The DistanceBy: Alexa Land
I checked myself out from every angle in the frothy wedding gown, and decided white was definitely not my color.
“You look adorable, Jessie,” Nana told me. My employer’s real name was Stana Dombruso, but most people used her nickname, because she felt like a grandmother to us all. At the moment, the petite eighty-year-old was also wearing a great, big, fluffy wedding dress and preening in the mirrors that surrounded us.
“I look like Barbie’s flat-chested sister Skipper,” I told her, sliding my red baseball cap back on my head. “Also, this dress is failing the comfort test big-time. It’s super itchy, weighs a ton, and I keep feeling like my nipples are about to fall out.” I grabbed the top of the strapless, heavily beaded bodice with both hands and hoisted it toward my chin.
“So, that dress is out,” Nana said. “This one is, too. I look like a float in the Rose Parade.” She wasn’t wrong. Her white-on-white dress was festooned with three-dimensional fabric flowers and definitely parade-worthy.
From behind us, a booming voice with a thick Spanish accent exclaimed, “You are a vision, Nana!” Mr. Mario, her friend and hairdresser, came into the room and fluffed his big, ruffled skirt. He then started carefully smoothing his collar-length salt-and-pepper hair in the three-sixty mirrors. The wedding dress he wore was more cream than white, and looked pretty good with his faux tan.
“I’ve decided I hate this dress,” Nana said, tugging on the puff sleeves and making them stand out like a linebacker’s shoulders. “I like Jessie’s better, but he has a list of grievances.”
“I don’t understand mine.” I scooped up an armload of the skirt’s many layers, which revealed my turquoise sneakers. “When I was a kid, I had a little net for when I needed to clean my fish tank, and it was made out of this same, exact stuff. Why would anyone want to get married in a huge goldfish net?”

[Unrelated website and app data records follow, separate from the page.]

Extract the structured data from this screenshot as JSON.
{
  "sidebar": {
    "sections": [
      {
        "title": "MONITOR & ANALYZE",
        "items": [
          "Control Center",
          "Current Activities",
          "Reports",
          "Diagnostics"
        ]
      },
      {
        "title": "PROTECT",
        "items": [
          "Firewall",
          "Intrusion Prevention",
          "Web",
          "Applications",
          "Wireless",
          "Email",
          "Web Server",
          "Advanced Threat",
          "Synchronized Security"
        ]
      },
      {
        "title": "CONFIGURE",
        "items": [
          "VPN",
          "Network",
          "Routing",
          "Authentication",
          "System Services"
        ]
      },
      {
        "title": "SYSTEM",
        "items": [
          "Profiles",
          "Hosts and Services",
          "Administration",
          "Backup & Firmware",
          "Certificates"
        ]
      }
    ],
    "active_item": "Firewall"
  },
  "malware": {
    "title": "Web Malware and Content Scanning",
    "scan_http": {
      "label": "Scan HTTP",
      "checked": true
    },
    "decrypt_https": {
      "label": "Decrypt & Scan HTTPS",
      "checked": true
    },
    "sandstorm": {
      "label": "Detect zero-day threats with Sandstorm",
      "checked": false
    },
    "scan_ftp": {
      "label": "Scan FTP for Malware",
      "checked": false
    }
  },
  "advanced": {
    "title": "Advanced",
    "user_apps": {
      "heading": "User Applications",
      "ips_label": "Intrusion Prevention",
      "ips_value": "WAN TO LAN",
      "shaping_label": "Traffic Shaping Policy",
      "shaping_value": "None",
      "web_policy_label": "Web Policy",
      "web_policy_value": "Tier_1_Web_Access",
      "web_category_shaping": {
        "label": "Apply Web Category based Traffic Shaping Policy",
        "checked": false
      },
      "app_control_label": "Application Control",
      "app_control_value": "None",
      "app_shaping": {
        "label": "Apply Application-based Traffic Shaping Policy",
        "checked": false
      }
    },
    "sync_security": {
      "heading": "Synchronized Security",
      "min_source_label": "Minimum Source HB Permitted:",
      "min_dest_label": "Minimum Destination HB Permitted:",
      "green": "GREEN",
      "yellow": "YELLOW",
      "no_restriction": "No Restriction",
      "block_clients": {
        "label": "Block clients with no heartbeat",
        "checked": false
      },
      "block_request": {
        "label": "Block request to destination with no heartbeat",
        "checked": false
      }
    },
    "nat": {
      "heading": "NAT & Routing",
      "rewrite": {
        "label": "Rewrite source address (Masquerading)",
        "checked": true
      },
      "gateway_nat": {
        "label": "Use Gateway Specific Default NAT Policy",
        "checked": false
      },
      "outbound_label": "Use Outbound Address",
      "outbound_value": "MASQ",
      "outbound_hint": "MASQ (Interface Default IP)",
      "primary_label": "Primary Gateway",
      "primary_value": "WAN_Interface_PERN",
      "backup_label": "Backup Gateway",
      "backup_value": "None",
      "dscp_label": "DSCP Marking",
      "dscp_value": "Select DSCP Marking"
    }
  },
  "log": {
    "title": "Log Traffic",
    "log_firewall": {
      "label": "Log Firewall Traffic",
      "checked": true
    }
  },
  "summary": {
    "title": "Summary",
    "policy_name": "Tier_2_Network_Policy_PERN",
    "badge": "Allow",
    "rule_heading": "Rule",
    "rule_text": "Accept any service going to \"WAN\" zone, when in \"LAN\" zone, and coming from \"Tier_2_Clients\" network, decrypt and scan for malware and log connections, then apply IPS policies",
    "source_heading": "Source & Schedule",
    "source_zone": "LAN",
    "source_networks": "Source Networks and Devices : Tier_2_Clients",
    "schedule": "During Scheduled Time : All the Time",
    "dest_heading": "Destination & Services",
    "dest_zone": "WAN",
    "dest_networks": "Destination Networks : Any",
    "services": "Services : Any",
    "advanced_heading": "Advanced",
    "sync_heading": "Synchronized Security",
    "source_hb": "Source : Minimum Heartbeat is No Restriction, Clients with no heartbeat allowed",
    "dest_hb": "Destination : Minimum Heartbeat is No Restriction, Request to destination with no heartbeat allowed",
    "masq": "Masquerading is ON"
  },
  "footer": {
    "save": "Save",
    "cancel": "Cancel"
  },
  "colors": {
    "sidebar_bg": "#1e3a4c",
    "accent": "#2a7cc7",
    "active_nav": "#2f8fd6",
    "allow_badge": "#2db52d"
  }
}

“That shit’s called tulle, and it’s supposed to be all elegant-like,” Nana told me. “But now that you said that, all I see is a big fish net. I still like the beading, though.”
I hoisted my skirt higher and scratched my thighs with my short fingernails. That tulle stuff was miserable. “I need someone to explain to me why any woman would want to be completely uncomfortable on what’s supposed to be one of the happiest days of her life,” I said.
“It’s a small price to pay for looking this good,” Mr. Mario said, admiring his reflection in the cream silk number. He occasionally moonlighted as a drag queen, so he was probably used to the horrors of women’s formalwear.
A rustle of fabric announced the arrival of five of Nana’s little girlfriends, who stuffed themselves into the mirrored room with us. They were all over seventy-five, under five-foot-two, and each wore an enormous wedding dress. “I like this one, Stana,” her friend Miriam said, spinning as much as she could in her lacy frock. The little room was wall-to-wall brides at that point.
“Nah, forget all that lace, it’s too fussy,” Gladys said, waving her hand dismissively. “What you want is simple and elegant, like this.” She flung her arms out to the sides, and in the process knocked Miriam’s wig off.
“Damn it, Gladys, watch your paws,” Miriam huffed. When she bent over to retrieve her wig, she bumped into Mr. Mario, who went over like a felled tree and took Nana and most of her friends with him. When his hairy legs flew into the air, the skirt dropped back to reveal tiger-striped socks, five-inch gold heels, and skimpy, leopard-print briefs. I managed to remain upright until a little old lady named Sylvia grabbed my skirt to try to hoist herself up, and then I fell right on top of her.
“You okay, Syl?” I asked, trying to locate the floor in that sea of fluffy dresses so I could push myself up.
Someone’s hand found my ass in the cloud of tulle and gave it a squeeze as Sylvia exclaimed, “Oh, I’m fine! This is more action than I’ve seen in a decade!”
She gave me a gummy smile, and I called, “Everyone, watch where you step! Sylvia’s teeth flew out again.”
Just then, the mirrored door swung open, and Sylvia and I and two more ladies spilled out into the hallway. I looked up at Nana’s grandson Dante, who wore an impeccable black suit and an amused expression. He raised an eyebrow at me and said, “Really?”